The judge concluded the case last week, saying that "... the defendants have infringed claims 1, 3 and 5 of the 031 patent, that those claims are valid, and that the 031 patent is enforceable.
"Accordingly, this case will proceed to the second phase trial to decide the issues of willfulness and damages."
But despite the positive outcome, Novozymes claims that the patent infringement has caused the firm problems.
"Its very satisfactory that the court agreed that our patent is valid and has been infringed, considering the large amount of resources we use on research, development and patenting," said Novozymes general counsel Kristian Merser.
The case, between Novozymes and Danisco, lasted 1, years and concerned an infringement of one of Novozymes patents on enzymes for bioethanol.
Novozymes claimed in 2004 that Genencor International - later bought by Danisco - was selling enzymes protected by Novozymes patent rights on the booming US ethanol market.
Danisco division Genencor has now voluntarily withdrawn its Spezyme Ethyl product from the market. The company said last week that legal options are currently being reviewed and that appeal of the ruling is being considered.
"Overall, this court ruling will not materially affect Daniscos enzyme business including the ethanol segment," said CEO Tom Knutzen.

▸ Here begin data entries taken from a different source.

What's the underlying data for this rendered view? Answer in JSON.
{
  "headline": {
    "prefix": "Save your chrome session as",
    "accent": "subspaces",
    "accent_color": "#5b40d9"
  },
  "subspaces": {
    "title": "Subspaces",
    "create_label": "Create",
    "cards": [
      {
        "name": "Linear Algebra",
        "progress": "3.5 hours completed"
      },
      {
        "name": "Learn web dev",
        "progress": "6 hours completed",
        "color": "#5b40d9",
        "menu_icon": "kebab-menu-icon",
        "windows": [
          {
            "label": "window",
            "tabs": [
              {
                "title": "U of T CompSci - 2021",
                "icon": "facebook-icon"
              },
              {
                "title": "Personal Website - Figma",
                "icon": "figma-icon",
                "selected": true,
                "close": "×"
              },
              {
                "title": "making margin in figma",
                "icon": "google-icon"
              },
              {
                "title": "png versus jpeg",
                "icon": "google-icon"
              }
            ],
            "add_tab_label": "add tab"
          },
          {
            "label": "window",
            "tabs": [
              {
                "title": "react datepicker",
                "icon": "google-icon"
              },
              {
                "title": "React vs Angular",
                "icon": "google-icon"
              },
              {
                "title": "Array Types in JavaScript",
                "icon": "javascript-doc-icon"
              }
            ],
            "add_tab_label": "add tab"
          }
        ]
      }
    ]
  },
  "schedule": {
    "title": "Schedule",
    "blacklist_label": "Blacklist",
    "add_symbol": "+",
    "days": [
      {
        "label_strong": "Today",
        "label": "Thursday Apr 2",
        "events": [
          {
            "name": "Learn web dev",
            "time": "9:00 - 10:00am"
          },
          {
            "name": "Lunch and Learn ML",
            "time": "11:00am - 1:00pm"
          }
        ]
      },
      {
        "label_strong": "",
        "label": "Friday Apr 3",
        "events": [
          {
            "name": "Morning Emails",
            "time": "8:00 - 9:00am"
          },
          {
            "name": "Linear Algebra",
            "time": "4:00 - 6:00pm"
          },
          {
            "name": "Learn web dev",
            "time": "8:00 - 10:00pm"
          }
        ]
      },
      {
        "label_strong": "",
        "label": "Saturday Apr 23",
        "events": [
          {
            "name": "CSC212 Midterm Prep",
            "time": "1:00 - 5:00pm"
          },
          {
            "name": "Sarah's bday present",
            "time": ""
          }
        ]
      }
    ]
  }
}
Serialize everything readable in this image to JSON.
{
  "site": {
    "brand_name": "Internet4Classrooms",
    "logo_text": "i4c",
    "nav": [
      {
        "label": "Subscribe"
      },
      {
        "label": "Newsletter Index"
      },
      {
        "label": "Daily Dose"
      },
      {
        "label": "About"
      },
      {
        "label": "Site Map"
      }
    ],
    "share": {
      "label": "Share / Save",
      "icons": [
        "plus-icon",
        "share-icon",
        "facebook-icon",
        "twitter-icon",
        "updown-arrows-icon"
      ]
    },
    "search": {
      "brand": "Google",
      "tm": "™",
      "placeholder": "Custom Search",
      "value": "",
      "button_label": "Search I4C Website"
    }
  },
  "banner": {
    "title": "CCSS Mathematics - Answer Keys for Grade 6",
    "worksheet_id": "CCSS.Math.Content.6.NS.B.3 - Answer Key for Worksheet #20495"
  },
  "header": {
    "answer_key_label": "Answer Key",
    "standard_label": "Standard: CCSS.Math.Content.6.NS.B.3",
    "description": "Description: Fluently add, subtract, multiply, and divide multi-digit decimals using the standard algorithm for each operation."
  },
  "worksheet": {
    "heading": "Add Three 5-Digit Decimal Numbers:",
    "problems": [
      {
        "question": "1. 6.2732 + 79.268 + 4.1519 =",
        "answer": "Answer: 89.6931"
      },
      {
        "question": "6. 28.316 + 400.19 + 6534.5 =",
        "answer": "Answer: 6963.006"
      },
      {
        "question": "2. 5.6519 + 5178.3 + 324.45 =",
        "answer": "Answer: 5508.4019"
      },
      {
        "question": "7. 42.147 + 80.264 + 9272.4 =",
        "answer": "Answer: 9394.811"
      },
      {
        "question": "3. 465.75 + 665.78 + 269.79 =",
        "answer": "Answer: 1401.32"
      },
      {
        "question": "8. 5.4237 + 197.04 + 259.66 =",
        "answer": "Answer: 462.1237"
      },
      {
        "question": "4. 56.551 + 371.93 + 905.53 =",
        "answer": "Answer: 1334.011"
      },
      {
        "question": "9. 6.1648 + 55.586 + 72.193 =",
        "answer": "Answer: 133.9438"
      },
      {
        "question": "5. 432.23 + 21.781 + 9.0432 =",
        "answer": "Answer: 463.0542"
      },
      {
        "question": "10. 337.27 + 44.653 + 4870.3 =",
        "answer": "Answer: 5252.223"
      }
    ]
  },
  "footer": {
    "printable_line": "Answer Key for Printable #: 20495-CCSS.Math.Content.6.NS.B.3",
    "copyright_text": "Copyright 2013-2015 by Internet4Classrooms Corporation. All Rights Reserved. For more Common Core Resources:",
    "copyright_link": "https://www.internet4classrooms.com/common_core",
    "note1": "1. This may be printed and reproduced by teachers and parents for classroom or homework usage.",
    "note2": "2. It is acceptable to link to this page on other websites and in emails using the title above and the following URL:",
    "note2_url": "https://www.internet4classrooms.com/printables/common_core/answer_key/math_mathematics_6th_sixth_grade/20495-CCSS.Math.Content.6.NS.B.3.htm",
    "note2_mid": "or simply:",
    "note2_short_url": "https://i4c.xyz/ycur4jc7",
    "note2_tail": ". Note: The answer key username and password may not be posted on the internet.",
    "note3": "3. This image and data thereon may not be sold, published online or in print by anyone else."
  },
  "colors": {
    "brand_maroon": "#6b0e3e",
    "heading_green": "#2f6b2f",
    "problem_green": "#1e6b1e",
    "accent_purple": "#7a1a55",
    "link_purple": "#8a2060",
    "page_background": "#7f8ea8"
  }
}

"The product withdrawn is just one of a full product range for the ethanol segment, which covers both the traditional ethanol production process and the 'no-cook' process, for which Genencor launched the Stargen 001 product in 2005."
The size of the damages will be decided this autumn. Novozymes has claimed several million US dollars in damages for loss of profits.